O’Mara is running against Ken Calvert (R), who is the incumbent and has held the seat since 1993, as well as Regina Marston (D). According to recent election results, it's rare that Democrats wins this seat.
According to our analysis, O’Mara is the strongest choice for progressive leadership in office.
Last updated: 2020-02-03
Jerry Carlos has been a resident of Lake Elsinore since 1999 and worked in the district in the 1970s. While we do not have sufficient information about this candidate to confirm his viability, we recommend supporting Carlos as a potentially progressive candidate running for this open seat.
Carlos has run for office in the past, running on a platform of expanding educational and recreational opportunities for city residents, as well as promising to include residents in the policy decision making process. Carlos has worked in public service in law enforcement, fire department administration, and recreational services. He has also worked as a tennis coach in local public schools and is a small business owner.
Carlos is running against Steve Manos (R), Nick Pardue (R), Kelly Seyarto (R), and Jeremy Smith (R) for this open seat. According to recent election results, it's a long shot for a Democrat to win this seat.
According to our analysis, Jerry Carlos has the potential to provide strong progressive leadership in office.
Last updated: 2020-02-04
Vote YES On Prop 13, School and College Facilities Bond
This proposition would provide $9 billion for desperately needed renovations to public preschools and grade schools throughout the state, and $6 billion for construction to community colleges, the Cal State system, and the UC system. This will allow the state of California to use tax revenue to pay for improvements that local communities cannot afford.
The funding would come from bonds the state would pay back over 35 years, totaling an estimated $26 billion, which includes $15 billion in principal and $11 billion in interest. This investment is well worth the costs. It takes money, after all, to ensure that students -- especially those in districts that can’t afford major capital improvement projects -- do not have to learn in dangerous environments.

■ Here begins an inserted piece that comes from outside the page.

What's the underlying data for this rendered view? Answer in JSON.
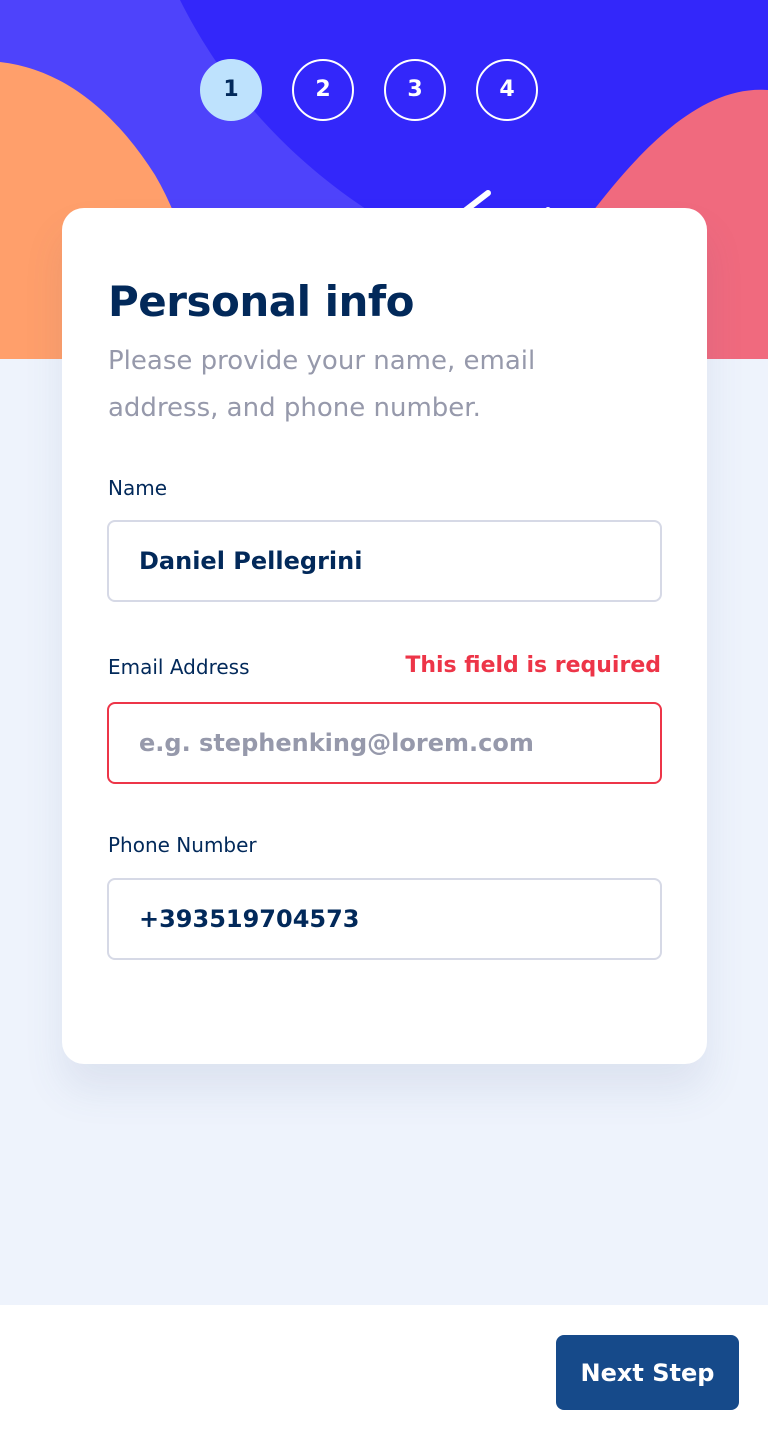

The vast majority of Democrats in the state legislature support it, as does Gov. Newsom, and the only major opposition is a group called the Howard Jarvis Taxpayers Association. This is the group famous for destroying California’s school funding system in 1978 through another proposition, ironically one that was also dubbed Prop 13. The group spends most of its time lobbying to reduce tax rates. It has never shown any interest in supporting California’s children, at least if that means wealthy individuals or giant corporations would pay their fair share in taxes.
Critics of the measure have pointed out that the ballot measure’s language includes a provision that frees new multi-family developments around subway stops and bus stations from school impact fees. This provision will make it easier for developers to build apartment buildings within a half-mile of public transit but could also drive up the cost of new housing and take funds away from school districts across the state. Despite this provision, the measure is still supported by most education groups in the state, who believe the overall funding allocation to schools outweighs the impact of reduced funding to school districts located near transit hubs. 2020’s Prop 13 is worth the investment since it means children will soon be able to attend school in buildings that are retrofitted to withstand earthquakes and no longer have lead in their water.
We strongly recommend a YES vote on Prop 13.
Last updated: 2020-03-02